→ **Your instructions**
Copy every line in the listing that contains "JSON".

→ **Exercise input**
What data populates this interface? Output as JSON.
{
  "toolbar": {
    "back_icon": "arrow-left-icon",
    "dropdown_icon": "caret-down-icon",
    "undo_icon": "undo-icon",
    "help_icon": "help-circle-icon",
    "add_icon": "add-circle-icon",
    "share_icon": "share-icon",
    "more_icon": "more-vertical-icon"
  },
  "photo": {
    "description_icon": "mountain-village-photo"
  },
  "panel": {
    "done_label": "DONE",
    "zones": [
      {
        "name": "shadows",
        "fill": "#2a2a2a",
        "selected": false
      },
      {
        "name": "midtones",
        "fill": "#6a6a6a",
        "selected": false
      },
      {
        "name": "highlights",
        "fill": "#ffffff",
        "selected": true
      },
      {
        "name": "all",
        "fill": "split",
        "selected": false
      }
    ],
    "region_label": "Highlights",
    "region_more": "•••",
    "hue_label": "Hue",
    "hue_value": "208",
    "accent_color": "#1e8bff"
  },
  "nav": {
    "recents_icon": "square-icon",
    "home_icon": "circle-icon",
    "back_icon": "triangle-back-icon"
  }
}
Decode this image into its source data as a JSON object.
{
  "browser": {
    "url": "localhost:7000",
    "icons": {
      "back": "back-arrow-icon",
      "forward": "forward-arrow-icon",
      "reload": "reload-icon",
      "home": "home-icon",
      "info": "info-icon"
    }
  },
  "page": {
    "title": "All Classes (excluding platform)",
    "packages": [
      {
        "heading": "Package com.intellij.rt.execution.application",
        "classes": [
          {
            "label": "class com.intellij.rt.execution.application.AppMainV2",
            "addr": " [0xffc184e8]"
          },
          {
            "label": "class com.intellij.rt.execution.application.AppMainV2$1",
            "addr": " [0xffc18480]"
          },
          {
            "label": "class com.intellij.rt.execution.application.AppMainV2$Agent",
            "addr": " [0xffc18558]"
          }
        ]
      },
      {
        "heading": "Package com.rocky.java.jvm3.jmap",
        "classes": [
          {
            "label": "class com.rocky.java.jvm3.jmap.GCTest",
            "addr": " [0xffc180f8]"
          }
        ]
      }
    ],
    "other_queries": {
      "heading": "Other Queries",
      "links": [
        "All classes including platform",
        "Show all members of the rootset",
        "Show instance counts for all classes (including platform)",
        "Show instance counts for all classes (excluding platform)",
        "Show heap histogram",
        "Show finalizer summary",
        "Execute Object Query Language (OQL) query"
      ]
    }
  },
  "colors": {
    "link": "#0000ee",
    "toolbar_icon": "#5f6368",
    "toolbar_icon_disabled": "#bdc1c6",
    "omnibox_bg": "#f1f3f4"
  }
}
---
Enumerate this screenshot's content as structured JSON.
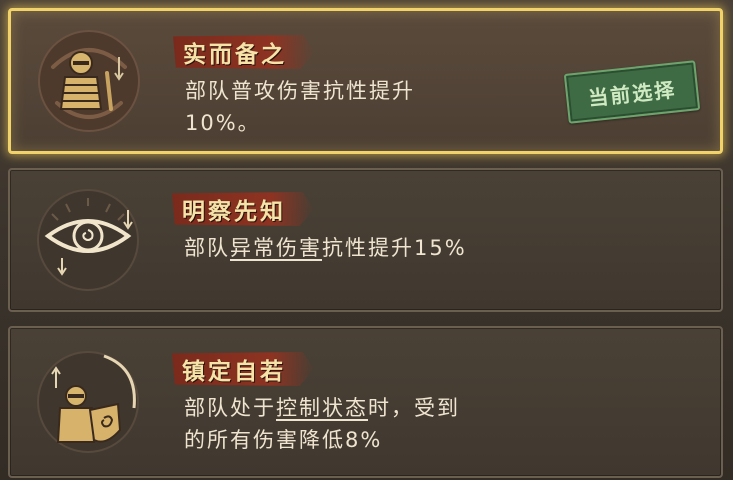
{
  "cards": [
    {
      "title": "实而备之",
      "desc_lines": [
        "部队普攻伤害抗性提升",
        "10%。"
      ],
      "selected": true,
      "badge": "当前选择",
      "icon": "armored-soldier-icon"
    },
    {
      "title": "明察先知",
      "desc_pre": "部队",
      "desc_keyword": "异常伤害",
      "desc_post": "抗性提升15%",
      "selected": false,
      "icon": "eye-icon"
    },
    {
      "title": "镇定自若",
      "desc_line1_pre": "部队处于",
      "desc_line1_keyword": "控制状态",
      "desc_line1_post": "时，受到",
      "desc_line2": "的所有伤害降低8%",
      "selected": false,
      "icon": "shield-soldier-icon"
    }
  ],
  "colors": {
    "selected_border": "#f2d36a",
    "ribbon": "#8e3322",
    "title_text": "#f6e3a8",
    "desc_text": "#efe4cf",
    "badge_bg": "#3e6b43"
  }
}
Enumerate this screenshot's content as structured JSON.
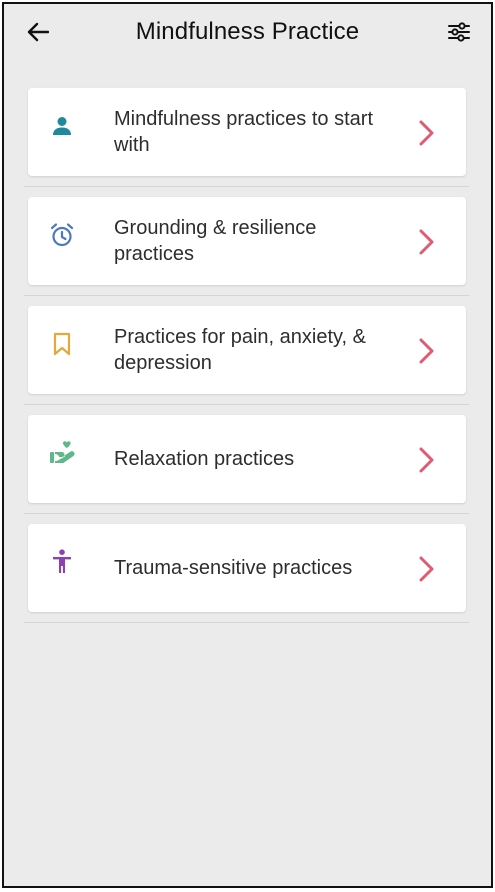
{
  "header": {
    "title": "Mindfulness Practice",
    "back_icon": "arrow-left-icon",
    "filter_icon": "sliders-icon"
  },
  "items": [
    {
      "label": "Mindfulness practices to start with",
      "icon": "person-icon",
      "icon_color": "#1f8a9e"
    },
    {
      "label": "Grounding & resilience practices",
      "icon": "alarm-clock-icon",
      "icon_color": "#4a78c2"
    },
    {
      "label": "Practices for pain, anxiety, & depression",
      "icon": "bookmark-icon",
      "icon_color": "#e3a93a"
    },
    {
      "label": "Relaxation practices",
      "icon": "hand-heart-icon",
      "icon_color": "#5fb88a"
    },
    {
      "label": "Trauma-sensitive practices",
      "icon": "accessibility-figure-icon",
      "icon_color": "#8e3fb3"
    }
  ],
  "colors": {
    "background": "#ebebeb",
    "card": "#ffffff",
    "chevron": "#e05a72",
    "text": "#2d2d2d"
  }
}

→ **Response below**
What data populates this interface? Output as JSON.
Decode this image into its source data as a JSON object.
Enumerate this screenshot's content as structured JSON.
Enumerate this screenshot's content as structured JSON.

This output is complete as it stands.